First, you'd turn your telescope from planet to planet. Most are drab. Just one has a lovely blue and white luminosity. That's Earth. It's very pretty, but is it life-bearing?

Next you'd use spectroscopic chemical analysis. And you'd find something very strange. Only one planet has any oxygen to speak of in its atmosphere. That's Earth, and it has 21 percent.

Is oxygen needed to support life? We need it, but other life forms might not. So you still don't know. But wait: That oxygen will burn anything in sight. Combustion has gone to completion on every other planet. That means they're all as stable as the ashes in last night's fireplace.

Only Earth stays volatile and unstable. Only Earth rides the knife edge of chemical balance. Oxygen-generating processes go on, all the time. Fires and animal metabolism use up oxygen, all the time. Violate that balance just a little -- let the oxygen in air rise to 25 percent -- and plant life would become so much kindling wood. Let it drop just a little, and we'd all suffocate.

And there, says Lovelock, is what defines life. Every living thing uses corrective feedback to sustain the equilibrium of its own unstable self.

Indeed, he says, Earth not only shows life-likeness in its component parts. Earth as a whole is a lifelike organism. Lovelock even gives that organism a name. He calls it Gaia.

So feedback control of instability is the hallmark of life. That's what would tip our hand to the observer on Mars. Life is self-control, and self-control is freedom. We find analogies everywhere. For example:

We've craved the freedom to fly as long as we've had to walk this Earth. First we tried to imitate the birds with flapping wings. We failed. Then we tried to create stable powered gliders. We failed again.

Finally the Wright Brothers saw what no one else had seen. They invented an unstable airplane that could be controlled and corrected at every instant. And that's just how birds fly.
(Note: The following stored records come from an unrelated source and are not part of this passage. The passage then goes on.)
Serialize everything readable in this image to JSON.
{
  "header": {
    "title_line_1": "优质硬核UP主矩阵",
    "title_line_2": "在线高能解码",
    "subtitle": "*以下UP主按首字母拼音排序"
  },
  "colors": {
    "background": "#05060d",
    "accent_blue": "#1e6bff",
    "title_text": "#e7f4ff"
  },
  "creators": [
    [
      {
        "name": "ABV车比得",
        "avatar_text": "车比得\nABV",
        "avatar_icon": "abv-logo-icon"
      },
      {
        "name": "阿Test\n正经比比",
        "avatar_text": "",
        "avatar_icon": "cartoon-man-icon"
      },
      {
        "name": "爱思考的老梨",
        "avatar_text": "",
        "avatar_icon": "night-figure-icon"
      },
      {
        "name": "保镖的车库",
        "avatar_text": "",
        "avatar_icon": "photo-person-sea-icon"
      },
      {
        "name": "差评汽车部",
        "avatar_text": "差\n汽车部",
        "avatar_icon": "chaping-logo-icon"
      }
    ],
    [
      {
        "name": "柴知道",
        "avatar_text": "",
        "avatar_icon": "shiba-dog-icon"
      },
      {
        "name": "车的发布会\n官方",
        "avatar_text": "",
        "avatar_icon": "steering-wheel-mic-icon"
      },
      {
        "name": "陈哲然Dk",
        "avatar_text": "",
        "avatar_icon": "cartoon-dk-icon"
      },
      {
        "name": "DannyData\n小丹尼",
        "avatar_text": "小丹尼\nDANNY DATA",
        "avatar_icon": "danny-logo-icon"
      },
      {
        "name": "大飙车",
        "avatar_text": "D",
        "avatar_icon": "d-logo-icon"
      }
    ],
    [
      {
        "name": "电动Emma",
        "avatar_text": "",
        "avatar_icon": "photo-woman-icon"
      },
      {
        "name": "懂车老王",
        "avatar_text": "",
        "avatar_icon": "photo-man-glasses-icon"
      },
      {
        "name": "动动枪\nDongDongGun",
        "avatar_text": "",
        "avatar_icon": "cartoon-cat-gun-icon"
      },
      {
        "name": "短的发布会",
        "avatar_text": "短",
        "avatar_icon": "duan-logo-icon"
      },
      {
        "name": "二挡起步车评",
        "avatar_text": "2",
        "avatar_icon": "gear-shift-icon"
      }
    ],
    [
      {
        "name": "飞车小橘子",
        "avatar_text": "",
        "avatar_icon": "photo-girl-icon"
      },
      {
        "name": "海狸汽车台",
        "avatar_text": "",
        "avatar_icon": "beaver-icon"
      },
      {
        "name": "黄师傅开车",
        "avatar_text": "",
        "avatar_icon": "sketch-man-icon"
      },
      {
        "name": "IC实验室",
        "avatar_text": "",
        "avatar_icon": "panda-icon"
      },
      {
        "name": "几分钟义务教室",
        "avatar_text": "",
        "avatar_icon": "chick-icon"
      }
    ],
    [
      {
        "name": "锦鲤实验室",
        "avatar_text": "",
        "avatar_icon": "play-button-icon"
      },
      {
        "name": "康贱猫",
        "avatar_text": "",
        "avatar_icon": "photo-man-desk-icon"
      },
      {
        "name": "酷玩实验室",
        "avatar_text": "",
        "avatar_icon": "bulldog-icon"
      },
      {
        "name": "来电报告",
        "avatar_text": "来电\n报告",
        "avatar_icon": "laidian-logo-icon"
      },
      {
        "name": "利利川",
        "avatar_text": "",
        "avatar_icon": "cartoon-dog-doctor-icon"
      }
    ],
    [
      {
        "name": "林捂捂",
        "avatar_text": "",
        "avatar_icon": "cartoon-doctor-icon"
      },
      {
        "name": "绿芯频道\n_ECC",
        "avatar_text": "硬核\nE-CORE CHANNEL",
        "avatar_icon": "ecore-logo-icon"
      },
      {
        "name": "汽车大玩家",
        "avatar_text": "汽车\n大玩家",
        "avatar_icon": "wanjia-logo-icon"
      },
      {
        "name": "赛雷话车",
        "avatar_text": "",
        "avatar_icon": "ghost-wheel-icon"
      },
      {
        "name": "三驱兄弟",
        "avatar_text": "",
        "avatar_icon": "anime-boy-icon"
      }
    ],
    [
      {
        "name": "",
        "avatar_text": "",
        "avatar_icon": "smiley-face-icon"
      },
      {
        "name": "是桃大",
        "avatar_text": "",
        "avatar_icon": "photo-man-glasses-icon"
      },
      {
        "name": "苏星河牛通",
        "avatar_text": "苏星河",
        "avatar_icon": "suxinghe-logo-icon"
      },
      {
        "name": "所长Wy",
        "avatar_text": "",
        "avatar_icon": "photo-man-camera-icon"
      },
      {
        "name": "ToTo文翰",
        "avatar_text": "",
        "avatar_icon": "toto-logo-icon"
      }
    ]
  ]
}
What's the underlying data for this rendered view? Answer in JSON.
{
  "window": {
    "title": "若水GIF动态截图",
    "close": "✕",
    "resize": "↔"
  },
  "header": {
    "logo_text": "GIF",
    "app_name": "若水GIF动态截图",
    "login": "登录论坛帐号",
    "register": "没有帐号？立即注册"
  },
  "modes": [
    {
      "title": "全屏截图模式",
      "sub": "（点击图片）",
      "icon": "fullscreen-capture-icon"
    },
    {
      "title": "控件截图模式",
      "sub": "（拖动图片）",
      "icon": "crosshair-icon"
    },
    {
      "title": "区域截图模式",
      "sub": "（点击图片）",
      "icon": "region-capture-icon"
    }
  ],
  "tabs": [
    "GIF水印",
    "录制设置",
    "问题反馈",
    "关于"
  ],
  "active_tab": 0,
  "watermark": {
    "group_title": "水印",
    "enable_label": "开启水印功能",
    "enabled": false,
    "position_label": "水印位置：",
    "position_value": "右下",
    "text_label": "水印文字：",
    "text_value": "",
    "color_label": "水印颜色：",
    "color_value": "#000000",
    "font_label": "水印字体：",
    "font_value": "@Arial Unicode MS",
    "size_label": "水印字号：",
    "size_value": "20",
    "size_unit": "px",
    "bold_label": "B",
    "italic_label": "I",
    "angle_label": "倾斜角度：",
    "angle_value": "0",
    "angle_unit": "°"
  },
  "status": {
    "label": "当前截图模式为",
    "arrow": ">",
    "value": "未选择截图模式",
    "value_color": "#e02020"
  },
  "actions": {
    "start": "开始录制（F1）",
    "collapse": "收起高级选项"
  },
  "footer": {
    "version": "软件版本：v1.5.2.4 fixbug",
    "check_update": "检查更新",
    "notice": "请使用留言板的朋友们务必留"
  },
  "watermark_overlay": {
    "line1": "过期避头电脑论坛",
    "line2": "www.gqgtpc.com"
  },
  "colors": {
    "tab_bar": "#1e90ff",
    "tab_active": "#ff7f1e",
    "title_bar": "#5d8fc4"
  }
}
It's what we also do every moment. We correct ourselves from each instant to the next. We chance error and fix it in mid-flight. Then we're alive. Earth constantly makes and corrects errors while She sustains the life that comprises Her. And that's what we have to do if we mean to be wholly alive.

I'm John Lienhard, at the University of Houston, where we're interested in the way inventive minds work.

(Theme music)

Lovelock, J.E., Gaia: A New Look at Life on Earth. Oxford: Oxford University Press, 1987 (an updated reprinting of a 1979 book.)

Joseph, L.E., Gaia: The Growth of an Idea. New York: St. Martin's Press, 1990.

Beyond Lovelock's arguments, I'm grateful for several conversations with people who helped me shape this idea. They are Judy Myers, Janet Allen, Farrokh Mistree, Karen Hall, and Donald Hall. For more on Gaia, see Episode 699.


From The Art of Flying, 1911